You probably heard that citizens enjoy a P1m transfer duty exemption when they acquire immovable property but you probably never heard how many times that exemption can be enjoyed. Allow me to shed a bit of light on that aspect and to show you that you have incessant access to the citizen P1m transfer duty exemption. That must cause joy if you are interested in investing in property!
In this article, words importing the masculine shall be deemed to include the feminine.
Enter transfer duty
Before I delve into the transfer duty exemption, I will lay a bit of background to the tax known as Transfer Duty. Transfer Duty is a tax payable whenever an immovable property changes hands or when one acquires shares in a property-owning company.

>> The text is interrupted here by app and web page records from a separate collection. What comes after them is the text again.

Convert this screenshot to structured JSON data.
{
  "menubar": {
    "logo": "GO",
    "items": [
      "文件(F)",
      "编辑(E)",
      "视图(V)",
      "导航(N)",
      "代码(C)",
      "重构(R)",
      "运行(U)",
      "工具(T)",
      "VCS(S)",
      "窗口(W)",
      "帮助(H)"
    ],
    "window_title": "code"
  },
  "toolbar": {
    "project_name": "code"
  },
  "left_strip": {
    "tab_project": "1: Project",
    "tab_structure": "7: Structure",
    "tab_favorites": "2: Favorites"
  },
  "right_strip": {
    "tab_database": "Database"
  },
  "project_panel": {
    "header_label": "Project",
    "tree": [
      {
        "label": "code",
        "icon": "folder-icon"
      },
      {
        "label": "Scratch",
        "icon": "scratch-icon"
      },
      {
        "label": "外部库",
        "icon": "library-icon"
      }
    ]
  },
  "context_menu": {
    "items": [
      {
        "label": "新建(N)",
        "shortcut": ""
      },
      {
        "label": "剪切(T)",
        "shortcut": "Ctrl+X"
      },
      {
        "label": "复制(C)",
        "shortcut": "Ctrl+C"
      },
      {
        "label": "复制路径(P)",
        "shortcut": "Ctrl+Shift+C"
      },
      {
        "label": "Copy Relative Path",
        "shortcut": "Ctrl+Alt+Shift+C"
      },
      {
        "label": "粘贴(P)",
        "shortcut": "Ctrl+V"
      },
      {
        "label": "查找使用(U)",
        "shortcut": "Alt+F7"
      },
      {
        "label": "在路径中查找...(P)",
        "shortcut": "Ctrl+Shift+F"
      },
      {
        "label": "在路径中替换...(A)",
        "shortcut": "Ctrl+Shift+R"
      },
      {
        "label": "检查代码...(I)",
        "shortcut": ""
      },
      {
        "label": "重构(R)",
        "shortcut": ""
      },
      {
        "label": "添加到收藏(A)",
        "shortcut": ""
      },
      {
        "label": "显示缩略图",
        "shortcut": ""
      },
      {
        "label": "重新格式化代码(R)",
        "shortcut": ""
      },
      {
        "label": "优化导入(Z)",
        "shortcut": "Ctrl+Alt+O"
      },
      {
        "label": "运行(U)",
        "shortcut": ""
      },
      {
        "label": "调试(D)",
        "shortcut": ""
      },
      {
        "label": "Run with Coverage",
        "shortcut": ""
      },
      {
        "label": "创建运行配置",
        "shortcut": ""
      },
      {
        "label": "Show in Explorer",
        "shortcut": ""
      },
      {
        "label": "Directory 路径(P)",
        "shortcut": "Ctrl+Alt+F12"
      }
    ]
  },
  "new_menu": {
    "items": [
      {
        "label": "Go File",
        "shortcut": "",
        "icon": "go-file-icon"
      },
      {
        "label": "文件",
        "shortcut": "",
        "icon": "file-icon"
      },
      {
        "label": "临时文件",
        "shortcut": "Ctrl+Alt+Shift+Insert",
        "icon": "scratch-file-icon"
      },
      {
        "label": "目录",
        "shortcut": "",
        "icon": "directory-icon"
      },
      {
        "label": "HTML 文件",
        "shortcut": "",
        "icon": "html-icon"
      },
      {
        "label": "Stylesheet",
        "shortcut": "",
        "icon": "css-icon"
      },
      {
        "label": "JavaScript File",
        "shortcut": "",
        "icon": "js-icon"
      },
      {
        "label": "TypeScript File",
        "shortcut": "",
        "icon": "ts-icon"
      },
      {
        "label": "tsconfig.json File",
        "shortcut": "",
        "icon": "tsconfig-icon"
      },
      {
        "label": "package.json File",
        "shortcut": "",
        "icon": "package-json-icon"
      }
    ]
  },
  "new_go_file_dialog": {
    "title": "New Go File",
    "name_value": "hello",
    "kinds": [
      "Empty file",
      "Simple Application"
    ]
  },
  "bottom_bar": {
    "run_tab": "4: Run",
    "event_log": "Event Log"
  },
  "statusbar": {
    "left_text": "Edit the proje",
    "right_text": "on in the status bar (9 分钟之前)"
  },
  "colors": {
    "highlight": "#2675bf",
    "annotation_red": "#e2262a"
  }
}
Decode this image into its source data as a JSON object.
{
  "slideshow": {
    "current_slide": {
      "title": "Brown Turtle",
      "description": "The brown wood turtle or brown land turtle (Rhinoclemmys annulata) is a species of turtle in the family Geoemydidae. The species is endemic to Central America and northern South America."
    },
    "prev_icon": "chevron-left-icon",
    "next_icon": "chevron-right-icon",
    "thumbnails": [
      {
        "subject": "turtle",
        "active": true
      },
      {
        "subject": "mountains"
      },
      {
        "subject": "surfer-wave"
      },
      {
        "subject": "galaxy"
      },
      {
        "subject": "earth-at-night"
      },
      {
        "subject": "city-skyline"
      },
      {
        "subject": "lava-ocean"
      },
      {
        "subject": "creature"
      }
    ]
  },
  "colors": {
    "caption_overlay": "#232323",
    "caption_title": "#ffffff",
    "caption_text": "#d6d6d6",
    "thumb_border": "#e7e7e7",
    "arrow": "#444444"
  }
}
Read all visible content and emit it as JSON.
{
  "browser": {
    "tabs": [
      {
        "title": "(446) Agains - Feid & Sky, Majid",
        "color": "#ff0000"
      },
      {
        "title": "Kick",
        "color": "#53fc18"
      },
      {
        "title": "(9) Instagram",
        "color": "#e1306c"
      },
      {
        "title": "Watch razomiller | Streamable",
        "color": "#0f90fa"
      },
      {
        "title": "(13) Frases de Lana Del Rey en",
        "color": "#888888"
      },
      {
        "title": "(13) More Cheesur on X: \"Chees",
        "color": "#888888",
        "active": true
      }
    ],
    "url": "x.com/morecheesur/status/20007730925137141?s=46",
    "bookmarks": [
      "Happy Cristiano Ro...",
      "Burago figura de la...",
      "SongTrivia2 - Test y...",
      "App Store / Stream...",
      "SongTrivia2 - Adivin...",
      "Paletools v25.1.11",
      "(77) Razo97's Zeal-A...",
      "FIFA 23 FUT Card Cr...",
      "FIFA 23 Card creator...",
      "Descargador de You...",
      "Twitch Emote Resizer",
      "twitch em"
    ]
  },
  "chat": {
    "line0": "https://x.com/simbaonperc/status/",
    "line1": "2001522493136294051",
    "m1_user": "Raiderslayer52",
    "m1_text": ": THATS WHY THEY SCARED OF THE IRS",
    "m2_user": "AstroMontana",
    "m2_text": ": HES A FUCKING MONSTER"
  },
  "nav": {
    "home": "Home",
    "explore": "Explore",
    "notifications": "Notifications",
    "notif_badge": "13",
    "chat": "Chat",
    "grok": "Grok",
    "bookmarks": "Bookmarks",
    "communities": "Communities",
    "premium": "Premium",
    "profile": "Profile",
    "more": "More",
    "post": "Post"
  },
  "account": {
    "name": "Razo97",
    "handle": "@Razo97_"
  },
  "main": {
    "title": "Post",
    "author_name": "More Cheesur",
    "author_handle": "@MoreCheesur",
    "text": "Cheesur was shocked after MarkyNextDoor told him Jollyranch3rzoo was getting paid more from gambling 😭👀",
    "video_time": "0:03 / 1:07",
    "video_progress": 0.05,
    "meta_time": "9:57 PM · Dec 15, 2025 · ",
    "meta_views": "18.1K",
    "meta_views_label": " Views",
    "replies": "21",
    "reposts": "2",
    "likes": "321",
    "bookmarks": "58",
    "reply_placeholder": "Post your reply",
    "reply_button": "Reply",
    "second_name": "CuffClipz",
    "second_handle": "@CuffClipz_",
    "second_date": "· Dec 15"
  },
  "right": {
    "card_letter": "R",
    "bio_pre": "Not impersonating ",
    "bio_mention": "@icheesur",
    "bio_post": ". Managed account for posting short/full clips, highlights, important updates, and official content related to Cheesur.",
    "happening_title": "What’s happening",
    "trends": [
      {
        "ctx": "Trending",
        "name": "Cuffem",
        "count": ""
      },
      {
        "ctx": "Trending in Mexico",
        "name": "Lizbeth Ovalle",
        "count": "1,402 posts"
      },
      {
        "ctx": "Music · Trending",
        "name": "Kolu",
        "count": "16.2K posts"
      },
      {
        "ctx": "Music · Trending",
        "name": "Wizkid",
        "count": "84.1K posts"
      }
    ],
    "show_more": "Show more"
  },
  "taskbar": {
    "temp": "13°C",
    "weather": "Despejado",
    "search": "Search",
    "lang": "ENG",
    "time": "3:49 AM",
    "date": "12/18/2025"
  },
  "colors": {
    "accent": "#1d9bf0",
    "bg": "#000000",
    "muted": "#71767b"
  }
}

The acquirer of the property bears the tax. The tax is paid when the property changes hands via a sale, donation or any other form of devolution. I must hasten to state that transfer duty is waived if a citizen suffers VAT on the acquisition of the property. Effective 1 March 2020, citizens now enjoy a P1m exemption on the transfer duty, up from the P200 000 applicable before. Note that the term ‘citizen’ includes a company which is majority-owned by Batswana (i.e. above 50%).
If you thought that citizens enjoy the P1m exemption once in their lifetime or per each tax year, you didn’t quite get it right. The Transfer Duty Act patently levies the tax whenever a property changes hands, i.e. the tax is triggered by change in the ownership of the property. Section 20 of the Act states that “a citizen of Botswana shall not be charged with duty upon the first P1 000 000 of the purchase price or value of the immovable property concerned…” This means that if a citizen acquires a farm worth P1.2m, tax is only levied on P200 000 (P1.2m less P1m). If the property is valued at, say, P700 000, then no transfer duty is payable.
Now, if you may, please give me some space so I can dissect the exemption for you:
It’s per transaction: The exemption points to the fact that citizens are entitled to the P1m exemption “upon the purchase price or value of immovable property…” As such, citizens enjoy this exemption as and when they acquire immovable property, which may be four or five times in a lifetime. Secondly, it means that a citizen can acquire property in his individual name, enjoy the exemption and then use a company he controls to enjoy another P1m exemption. From this, it is clear that the number of times that the P1m can be enjoyed is not in any way limited.
Nothing contrary: Nothing in the Act speaks to the exemption being limited to a tax year or to one’s lifetime. In interpreting taxing Acts, no one is allowed to make insinuations that the legislature forgot something. In like manner, no one is allowed to think that the exemption is somehow capped to a particular number of times. It is rather enjoyed every time a citizen acquires property, as it plainly reads in the Act.
With the exemption favouring citizens in abundance, it is time you grabbed as many properties and enjoyed incessant P1m tax exemptions. As I stated earlier in this article, you can buy property countless times in your name or through a company you own or you acquire while your spouse acquires others and you will still enjoy the P1m exemption every time you acquire the property. After reading this article, it will be unfair for you to say Yours Truly didn’t give you an early Christmas gift because I just did. So give Yours Truly a High Five like ‘Twaaa!’
Well, folks, I hope that was insightful. As Yours Truly says goodbye, remember to pay to Caesar what belongs to Caesar. If you want to join our tax Whatsapp group, send me a text on the cell number below.
This article is of a general nature and is not meant to address particular matters of any person. Tax consulting is advised if decisions are to be made. Jonathan Hore is a Managing Tax Consultant at Aupracon Tax Specialists and feedback may be relayed to firstname.lastname@example.org or 71 81 58 36.